* Description of the task *
The full set of entries is to be returned word for word.

++++++++

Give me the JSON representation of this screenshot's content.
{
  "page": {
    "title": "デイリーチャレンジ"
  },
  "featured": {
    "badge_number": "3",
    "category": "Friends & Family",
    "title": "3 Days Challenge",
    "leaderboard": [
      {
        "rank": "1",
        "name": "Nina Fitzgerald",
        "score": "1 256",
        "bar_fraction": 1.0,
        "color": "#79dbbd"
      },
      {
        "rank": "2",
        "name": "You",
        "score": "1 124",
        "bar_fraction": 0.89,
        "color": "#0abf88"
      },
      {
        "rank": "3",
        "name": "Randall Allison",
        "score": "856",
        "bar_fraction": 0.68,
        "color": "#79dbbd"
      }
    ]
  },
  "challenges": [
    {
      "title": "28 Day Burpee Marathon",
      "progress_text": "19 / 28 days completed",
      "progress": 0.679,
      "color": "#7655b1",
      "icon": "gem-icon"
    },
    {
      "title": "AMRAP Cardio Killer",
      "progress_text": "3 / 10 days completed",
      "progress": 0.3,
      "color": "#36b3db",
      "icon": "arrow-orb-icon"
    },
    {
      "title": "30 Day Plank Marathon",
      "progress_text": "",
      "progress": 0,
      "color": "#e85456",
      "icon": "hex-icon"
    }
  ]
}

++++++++

* Your solution *
Give me the JSON representation of this screenshot's content.
{
  "page": {
    "title": "デイリーチャレンジ"
  },
  "featured": {
    "badge_number": "3",
    "category": "Friends & Family",
    "title": "3 Days Challenge",
    "leaderboard": [
      {
        "rank": "1",
        "name": "Nina Fitzgerald",
        "score": "1 256",
        "bar_fraction": 1.0,
        "color": "#79dbbd"
      },
      {
        "rank": "2",
        "name": "You",
        "score": "1 124",
        "bar_fraction": 0.89,
        "color": "#0abf88"
      },
      {
        "rank": "3",
        "name": "Randall Allison",
        "score": "856",
        "bar_fraction": 0.68,
        "color": "#79dbbd"
      }
    ]
  },
  "challenges": [
    {
      "title": "28 Day Burpee Marathon",
      "progress_text": "19 / 28 days completed",
      "progress": 0.679,
      "color": "#7655b1",
      "icon": "gem-icon"
    },
    {
      "title": "AMRAP Cardio Killer",
      "progress_text": "3 / 10 days completed",
      "progress": 0.3,
      "color": "#36b3db",
      "icon": "arrow-orb-icon"
    },
    {
      "title": "30 Day Plank Marathon",
      "progress_text": "",
      "progress": 0,
      "color": "#e85456",
      "icon": "hex-icon"
    }
  ]
}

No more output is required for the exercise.